### [Instructions to follow]
Repeat the records exactly as given. Do not include the pictures.

### [Input material]
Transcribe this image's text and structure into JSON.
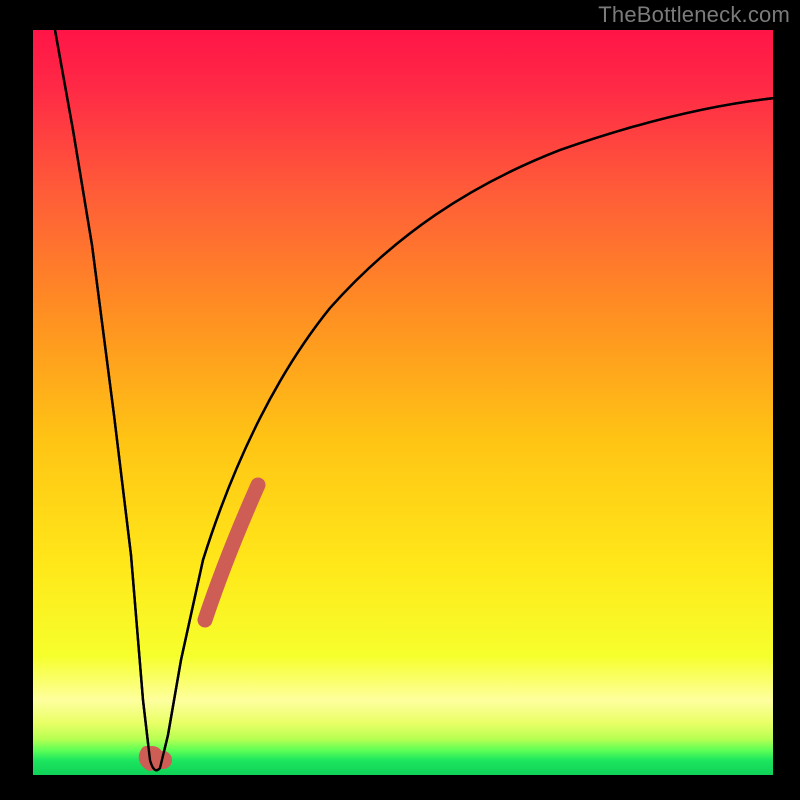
{
  "watermark": "TheBottleneck.com",
  "colors": {
    "frame": "#000000",
    "curve": "#000000",
    "markers": "#ce5d55",
    "gradient_top": "#ff1846",
    "gradient_mid1": "#ff9a1a",
    "gradient_mid2": "#ffe81a",
    "gradient_mid3": "#f7ff2e",
    "gradient_band": "#feffa0",
    "gradient_green": "#1de65e"
  },
  "chart_data": {
    "type": "line",
    "title": "",
    "xlabel": "",
    "ylabel": "",
    "xlim": [
      0,
      100
    ],
    "ylim": [
      0,
      100
    ],
    "series": [
      {
        "name": "bottleneck-curve",
        "x": [
          3,
          6,
          9,
          12,
          14,
          15.5,
          17,
          19,
          22,
          26,
          32,
          40,
          50,
          62,
          76,
          90,
          100
        ],
        "y": [
          100,
          78,
          55,
          31,
          10,
          1,
          10,
          28,
          45,
          58,
          68,
          76,
          82,
          86.5,
          89.5,
          91.3,
          92
        ]
      }
    ],
    "markers": [
      {
        "name": "min-marker",
        "x": 15.5,
        "y": 2.3,
        "r": 2.0
      },
      {
        "name": "min-marker-2",
        "x": 16.7,
        "y": 2.2,
        "r": 1.6
      },
      {
        "name": "slope-band",
        "type": "segment",
        "x0": 22.2,
        "y0": 20.0,
        "x1": 28.0,
        "y1": 41.0,
        "w": 1.9
      }
    ],
    "green_zone_y": [
      0,
      3.5
    ]
  }
}
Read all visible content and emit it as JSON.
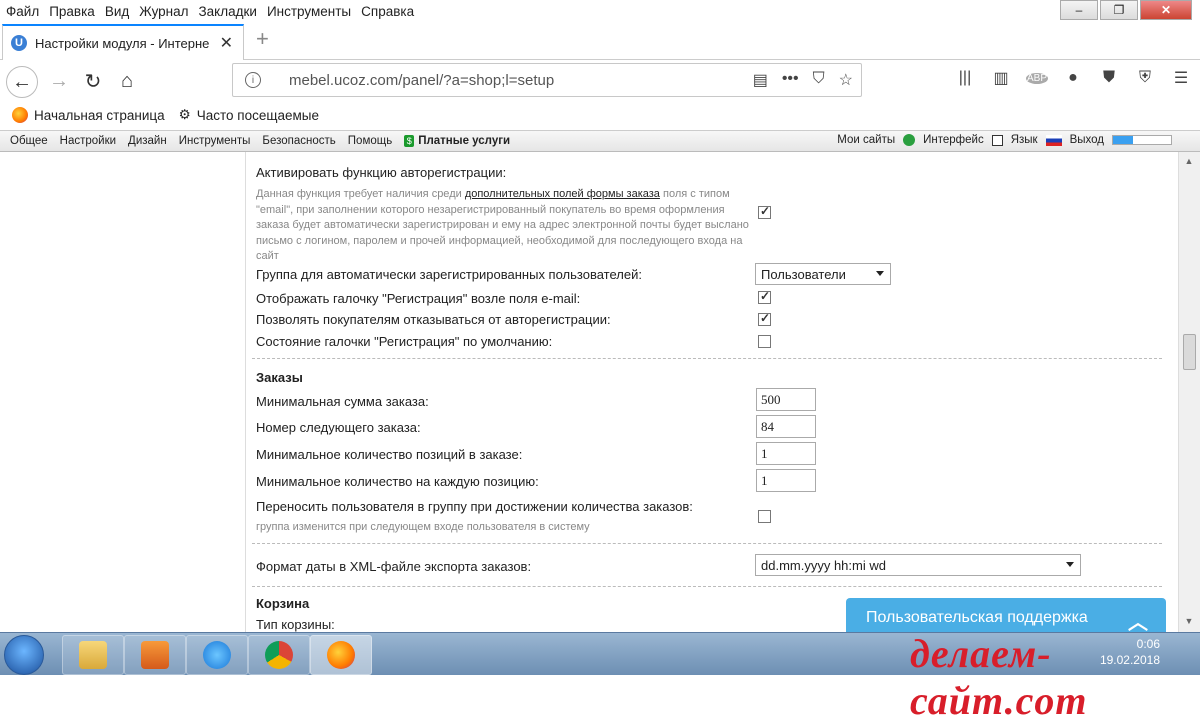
{
  "menu": [
    "Файл",
    "Правка",
    "Вид",
    "Журнал",
    "Закладки",
    "Инструменты",
    "Справка"
  ],
  "tab": {
    "favicon": "U",
    "title": "Настройки модуля - Интерне"
  },
  "url": {
    "host": "mebel.ucoz.com",
    "path": "/panel/?a=shop;l=setup"
  },
  "bookmarks": {
    "home": "Начальная страница",
    "frequent": "Часто посещаемые"
  },
  "ucozbar": {
    "items": [
      "Общее",
      "Настройки",
      "Дизайн",
      "Инструменты",
      "Безопасность",
      "Помощь"
    ],
    "paid": "Платные услуги",
    "mysites": "Мои сайты",
    "interface": "Интерфейс",
    "language": "Язык",
    "logout": "Выход",
    "progress": 0.35
  },
  "form": {
    "autoreg_label": "Активировать функцию авторегистрации:",
    "autoreg_desc_1": "Данная функция требует наличия среди ",
    "autoreg_desc_link": "дополнительных полей формы заказа",
    "autoreg_desc_2": " поля с типом \"email\", при заполнении которого незарегистрированный покупатель во время оформления заказа будет автоматически зарегистрирован и ему на адрес электронной почты будет выслано письмо с логином, паролем и прочей информацией, необходимой для последующего входа на сайт",
    "autoreg_checked": true,
    "group_label": "Группа для автоматически зарегистрированных пользователей:",
    "group_value": "Пользователи",
    "show_reg_label": "Отображать галочку \"Регистрация\" возле поля e-mail:",
    "show_reg_checked": true,
    "allow_refuse_label": "Позволять покупателям отказываться от авторегистрации:",
    "allow_refuse_checked": true,
    "default_state_label": "Состояние галочки \"Регистрация\" по умолчанию:",
    "default_state_checked": false,
    "orders_head": "Заказы",
    "min_sum_label": "Минимальная сумма заказа:",
    "min_sum_value": "500",
    "next_num_label": "Номер следующего заказа:",
    "next_num_value": "84",
    "min_pos_label": "Минимальное количество позиций в заказе:",
    "min_pos_value": "1",
    "min_each_label": "Минимальное количество на каждую позицию:",
    "min_each_value": "1",
    "move_group_label": "Переносить пользователя в группу при достижении количества заказов:",
    "move_group_desc": "группа изменится при следующем входе пользователя в систему",
    "move_group_checked": false,
    "date_format_label": "Формат даты в XML-файле экспорта заказов:",
    "date_format_value": "dd.mm.yyyy hh:mi wd",
    "cart_head": "Корзина",
    "cart_type_label": "Тип корзины:"
  },
  "support": "Пользовательская поддержка",
  "watermark": "делаем-сайт.com",
  "clock": {
    "time": "0:06",
    "date": "19.02.2018"
  }
}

### [Response to the exercise]
Transcribe this image's text and structure into JSON.
{
  "watermark": "TheBottleneck.com",
  "colors": {
    "frame": "#000000",
    "curve": "#000000",
    "markers": "#ce5d55",
    "gradient_top": "#ff1846",
    "gradient_mid1": "#ff9a1a",
    "gradient_mid2": "#ffe81a",
    "gradient_mid3": "#f7ff2e",
    "gradient_band": "#feffa0",
    "gradient_green": "#1de65e"
  },
  "chart_data": {
    "type": "line",
    "title": "",
    "xlabel": "",
    "ylabel": "",
    "xlim": [
      0,
      100
    ],
    "ylim": [
      0,
      100
    ],
    "series": [
      {
        "name": "bottleneck-curve",
        "x": [
          3,
          6,
          9,
          12,
          14,
          15.5,
          17,
          19,
          22,
          26,
          32,
          40,
          50,
          62,
          76,
          90,
          100
        ],
        "y": [
          100,
          78,
          55,
          31,
          10,
          1,
          10,
          28,
          45,
          58,
          68,
          76,
          82,
          86.5,
          89.5,
          91.3,
          92
        ]
      }
    ],
    "markers": [
      {
        "name": "min-marker",
        "x": 15.5,
        "y": 2.3,
        "r": 2.0
      },
      {
        "name": "min-marker-2",
        "x": 16.7,
        "y": 2.2,
        "r": 1.6
      },
      {
        "name": "slope-band",
        "type": "segment",
        "x0": 22.2,
        "y0": 20.0,
        "x1": 28.0,
        "y1": 41.0,
        "w": 1.9
      }
    ],
    "green_zone_y": [
      0,
      3.5
    ]
  }
}
Read all visible content and emit it as JSON.
{
  "menu": [
    "Файл",
    "Правка",
    "Вид",
    "Журнал",
    "Закладки",
    "Инструменты",
    "Справка"
  ],
  "tab": {
    "favicon": "U",
    "title": "Настройки модуля - Интерне"
  },
  "url": {
    "host": "mebel.ucoz.com",
    "path": "/panel/?a=shop;l=setup"
  },
  "bookmarks": {
    "home": "Начальная страница",
    "frequent": "Часто посещаемые"
  },
  "ucozbar": {
    "items": [
      "Общее",
      "Настройки",
      "Дизайн",
      "Инструменты",
      "Безопасность",
      "Помощь"
    ],
    "paid": "Платные услуги",
    "mysites": "Мои сайты",
    "interface": "Интерфейс",
    "language": "Язык",
    "logout": "Выход",
    "progress": 0.35
  },
  "form": {
    "autoreg_label": "Активировать функцию авторегистрации:",
    "autoreg_desc_1": "Данная функция требует наличия среди ",
    "autoreg_desc_link": "дополнительных полей формы заказа",
    "autoreg_desc_2": " поля с типом \"email\", при заполнении которого незарегистрированный покупатель во время оформления заказа будет автоматически зарегистрирован и ему на адрес электронной почты будет выслано письмо с логином, паролем и прочей информацией, необходимой для последующего входа на сайт",
    "autoreg_checked": true,
    "group_label": "Группа для автоматически зарегистрированных пользователей:",
    "group_value": "Пользователи",
    "show_reg_label": "Отображать галочку \"Регистрация\" возле поля e-mail:",
    "show_reg_checked": true,
    "allow_refuse_label": "Позволять покупателям отказываться от авторегистрации:",
    "allow_refuse_checked": true,
    "default_state_label": "Состояние галочки \"Регистрация\" по умолчанию:",
    "default_state_checked": false,
    "orders_head": "Заказы",
    "min_sum_label": "Минимальная сумма заказа:",
    "min_sum_value": "500",
    "next_num_label": "Номер следующего заказа:",
    "next_num_value": "84",
    "min_pos_label": "Минимальное количество позиций в заказе:",
    "min_pos_value": "1",
    "min_each_label": "Минимальное количество на каждую позицию:",
    "min_each_value": "1",
    "move_group_label": "Переносить пользователя в группу при достижении количества заказов:",
    "move_group_desc": "группа изменится при следующем входе пользователя в систему",
    "move_group_checked": false,
    "date_format_label": "Формат даты в XML-файле экспорта заказов:",
    "date_format_value": "dd.mm.yyyy hh:mi wd",
    "cart_head": "Корзина",
    "cart_type_label": "Тип корзины:"
  },
  "support": "Пользовательская поддержка",
  "watermark": "делаем-сайт.com",
  "clock": {
    "time": "0:06",
    "date": "19.02.2018"
  }
}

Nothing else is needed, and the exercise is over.